** Source data follows **
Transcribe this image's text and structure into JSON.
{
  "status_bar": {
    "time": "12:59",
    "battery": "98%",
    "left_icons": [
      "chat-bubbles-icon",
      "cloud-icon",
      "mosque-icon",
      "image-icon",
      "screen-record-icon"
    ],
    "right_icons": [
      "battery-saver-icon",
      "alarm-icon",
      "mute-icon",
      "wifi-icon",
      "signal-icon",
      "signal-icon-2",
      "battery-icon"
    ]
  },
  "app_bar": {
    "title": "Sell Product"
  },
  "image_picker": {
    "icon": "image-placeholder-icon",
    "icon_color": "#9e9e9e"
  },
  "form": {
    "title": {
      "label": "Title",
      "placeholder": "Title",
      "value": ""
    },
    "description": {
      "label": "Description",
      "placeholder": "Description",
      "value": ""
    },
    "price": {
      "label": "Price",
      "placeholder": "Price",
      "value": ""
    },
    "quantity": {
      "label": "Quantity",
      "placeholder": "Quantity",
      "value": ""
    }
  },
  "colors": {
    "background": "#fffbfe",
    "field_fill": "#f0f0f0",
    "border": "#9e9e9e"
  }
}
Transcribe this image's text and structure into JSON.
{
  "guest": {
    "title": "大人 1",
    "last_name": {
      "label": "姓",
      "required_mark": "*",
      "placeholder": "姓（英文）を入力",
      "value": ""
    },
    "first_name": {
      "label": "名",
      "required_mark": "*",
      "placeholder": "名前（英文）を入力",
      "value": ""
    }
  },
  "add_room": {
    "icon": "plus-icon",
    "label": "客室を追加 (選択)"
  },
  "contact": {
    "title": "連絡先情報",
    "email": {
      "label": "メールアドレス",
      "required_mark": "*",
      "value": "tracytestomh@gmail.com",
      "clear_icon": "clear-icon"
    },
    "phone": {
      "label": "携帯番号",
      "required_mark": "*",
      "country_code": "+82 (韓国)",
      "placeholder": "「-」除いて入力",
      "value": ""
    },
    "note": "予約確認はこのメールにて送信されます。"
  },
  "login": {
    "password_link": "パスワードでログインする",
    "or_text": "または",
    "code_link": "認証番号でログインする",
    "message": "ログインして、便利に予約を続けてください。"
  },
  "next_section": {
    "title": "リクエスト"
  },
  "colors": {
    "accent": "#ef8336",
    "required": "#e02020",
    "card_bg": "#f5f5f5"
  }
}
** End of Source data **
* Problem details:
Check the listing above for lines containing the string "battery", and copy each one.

* Result of this task:
    "battery": "98%",
      "battery-saver-icon",
      "battery-icon"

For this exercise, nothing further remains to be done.